◆ Recorded data ◆
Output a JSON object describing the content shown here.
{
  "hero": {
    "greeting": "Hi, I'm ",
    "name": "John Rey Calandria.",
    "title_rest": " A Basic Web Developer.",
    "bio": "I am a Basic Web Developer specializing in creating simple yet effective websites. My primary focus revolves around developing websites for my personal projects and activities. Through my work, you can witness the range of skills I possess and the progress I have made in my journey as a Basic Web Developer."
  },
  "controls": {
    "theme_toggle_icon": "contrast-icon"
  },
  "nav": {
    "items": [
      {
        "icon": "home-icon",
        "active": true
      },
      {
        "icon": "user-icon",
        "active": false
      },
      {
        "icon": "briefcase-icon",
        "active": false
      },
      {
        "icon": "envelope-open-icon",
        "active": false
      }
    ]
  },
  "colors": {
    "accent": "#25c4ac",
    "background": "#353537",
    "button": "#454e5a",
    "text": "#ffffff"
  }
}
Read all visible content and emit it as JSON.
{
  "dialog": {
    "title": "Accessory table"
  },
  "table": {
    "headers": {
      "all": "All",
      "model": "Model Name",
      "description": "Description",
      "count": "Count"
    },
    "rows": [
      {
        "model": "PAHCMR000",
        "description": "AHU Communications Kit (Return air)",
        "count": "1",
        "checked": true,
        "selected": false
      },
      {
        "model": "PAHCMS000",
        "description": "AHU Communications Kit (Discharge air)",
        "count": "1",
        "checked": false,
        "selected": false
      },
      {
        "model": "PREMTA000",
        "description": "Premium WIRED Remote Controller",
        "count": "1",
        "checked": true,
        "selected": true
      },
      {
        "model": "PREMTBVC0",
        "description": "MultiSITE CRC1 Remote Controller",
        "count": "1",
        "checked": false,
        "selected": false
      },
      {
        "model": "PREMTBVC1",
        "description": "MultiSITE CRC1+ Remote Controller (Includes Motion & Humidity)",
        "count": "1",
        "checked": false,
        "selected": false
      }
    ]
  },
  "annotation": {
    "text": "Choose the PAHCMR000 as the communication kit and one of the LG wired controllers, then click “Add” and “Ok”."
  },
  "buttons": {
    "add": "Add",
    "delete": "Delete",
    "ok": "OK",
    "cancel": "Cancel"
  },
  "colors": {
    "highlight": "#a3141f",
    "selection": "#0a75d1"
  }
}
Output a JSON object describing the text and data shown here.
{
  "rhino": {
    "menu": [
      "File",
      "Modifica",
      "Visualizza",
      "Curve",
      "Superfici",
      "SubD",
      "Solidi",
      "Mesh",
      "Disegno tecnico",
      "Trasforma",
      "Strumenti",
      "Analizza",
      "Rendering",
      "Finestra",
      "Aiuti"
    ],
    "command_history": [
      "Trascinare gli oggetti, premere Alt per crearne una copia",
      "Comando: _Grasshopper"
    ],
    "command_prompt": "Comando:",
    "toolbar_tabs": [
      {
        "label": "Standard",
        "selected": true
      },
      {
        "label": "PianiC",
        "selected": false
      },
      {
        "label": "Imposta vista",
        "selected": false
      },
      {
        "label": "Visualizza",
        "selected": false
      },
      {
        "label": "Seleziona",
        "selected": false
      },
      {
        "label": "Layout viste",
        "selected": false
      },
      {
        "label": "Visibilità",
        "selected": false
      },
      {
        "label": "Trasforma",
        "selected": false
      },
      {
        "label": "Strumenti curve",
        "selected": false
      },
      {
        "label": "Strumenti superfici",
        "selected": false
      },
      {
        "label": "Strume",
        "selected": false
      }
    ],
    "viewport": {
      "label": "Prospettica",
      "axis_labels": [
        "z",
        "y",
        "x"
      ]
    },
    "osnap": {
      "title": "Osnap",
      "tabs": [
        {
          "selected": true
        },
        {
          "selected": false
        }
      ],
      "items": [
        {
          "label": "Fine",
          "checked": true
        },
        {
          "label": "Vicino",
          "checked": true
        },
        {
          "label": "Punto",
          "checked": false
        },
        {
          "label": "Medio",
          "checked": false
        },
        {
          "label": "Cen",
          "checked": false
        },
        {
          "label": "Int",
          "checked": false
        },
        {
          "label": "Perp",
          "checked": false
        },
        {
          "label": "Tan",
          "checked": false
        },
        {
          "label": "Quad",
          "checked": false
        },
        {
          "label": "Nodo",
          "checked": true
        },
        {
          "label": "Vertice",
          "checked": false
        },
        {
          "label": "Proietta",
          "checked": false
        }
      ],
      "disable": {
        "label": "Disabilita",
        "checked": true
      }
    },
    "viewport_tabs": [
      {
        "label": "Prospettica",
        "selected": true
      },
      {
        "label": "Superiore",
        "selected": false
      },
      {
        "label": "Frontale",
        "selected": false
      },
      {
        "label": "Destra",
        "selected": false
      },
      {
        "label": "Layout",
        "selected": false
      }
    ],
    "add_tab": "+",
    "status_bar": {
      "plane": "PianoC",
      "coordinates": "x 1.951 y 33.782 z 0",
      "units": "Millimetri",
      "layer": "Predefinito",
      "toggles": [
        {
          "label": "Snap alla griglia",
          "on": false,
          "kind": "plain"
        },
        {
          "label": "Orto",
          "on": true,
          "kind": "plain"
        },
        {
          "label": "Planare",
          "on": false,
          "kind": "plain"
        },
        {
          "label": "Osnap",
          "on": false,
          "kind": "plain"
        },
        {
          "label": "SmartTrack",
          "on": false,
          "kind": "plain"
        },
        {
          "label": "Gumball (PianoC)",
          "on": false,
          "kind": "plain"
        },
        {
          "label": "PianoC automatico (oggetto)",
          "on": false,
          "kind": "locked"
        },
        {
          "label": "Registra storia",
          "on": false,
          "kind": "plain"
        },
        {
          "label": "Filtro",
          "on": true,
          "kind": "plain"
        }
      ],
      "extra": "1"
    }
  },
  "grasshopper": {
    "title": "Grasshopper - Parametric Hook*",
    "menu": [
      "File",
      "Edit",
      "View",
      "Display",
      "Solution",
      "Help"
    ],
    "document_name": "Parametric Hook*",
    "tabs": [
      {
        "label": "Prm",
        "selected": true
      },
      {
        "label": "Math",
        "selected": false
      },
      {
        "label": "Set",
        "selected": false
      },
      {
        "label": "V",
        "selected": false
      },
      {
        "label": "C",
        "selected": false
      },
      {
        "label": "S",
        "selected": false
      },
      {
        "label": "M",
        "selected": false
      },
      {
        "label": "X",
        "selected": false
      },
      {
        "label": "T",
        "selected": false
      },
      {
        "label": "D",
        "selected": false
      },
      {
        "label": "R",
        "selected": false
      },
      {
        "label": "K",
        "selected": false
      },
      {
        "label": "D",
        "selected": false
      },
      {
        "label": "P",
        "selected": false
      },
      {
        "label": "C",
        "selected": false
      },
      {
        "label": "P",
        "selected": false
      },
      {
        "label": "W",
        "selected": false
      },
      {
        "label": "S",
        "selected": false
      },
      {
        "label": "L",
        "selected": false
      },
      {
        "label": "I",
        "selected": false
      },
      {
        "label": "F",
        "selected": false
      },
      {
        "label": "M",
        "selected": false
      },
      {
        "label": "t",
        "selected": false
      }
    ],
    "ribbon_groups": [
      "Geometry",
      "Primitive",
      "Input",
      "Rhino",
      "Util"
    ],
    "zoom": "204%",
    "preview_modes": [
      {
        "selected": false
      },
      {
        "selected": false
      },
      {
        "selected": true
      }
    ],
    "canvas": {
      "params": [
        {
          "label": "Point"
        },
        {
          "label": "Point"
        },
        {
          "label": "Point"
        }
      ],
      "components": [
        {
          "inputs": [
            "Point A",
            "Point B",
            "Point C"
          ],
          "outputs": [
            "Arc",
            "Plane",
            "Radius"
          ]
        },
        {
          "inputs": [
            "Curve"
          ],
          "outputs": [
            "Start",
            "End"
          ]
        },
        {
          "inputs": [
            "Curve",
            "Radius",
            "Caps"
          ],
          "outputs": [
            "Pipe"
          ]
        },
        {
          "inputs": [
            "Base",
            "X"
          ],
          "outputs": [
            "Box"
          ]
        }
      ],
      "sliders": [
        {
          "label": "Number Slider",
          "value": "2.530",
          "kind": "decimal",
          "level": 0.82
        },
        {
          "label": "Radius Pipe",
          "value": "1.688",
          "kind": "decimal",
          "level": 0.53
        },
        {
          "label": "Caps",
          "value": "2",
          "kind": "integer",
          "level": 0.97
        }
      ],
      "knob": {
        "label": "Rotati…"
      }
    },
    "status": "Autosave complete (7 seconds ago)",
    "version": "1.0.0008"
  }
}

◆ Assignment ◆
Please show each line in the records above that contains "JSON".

◆ Exercise result ◆
Output a JSON object describing the content shown here.
Read all visible content and emit it as JSON.
Output a JSON object describing the text and data shown here.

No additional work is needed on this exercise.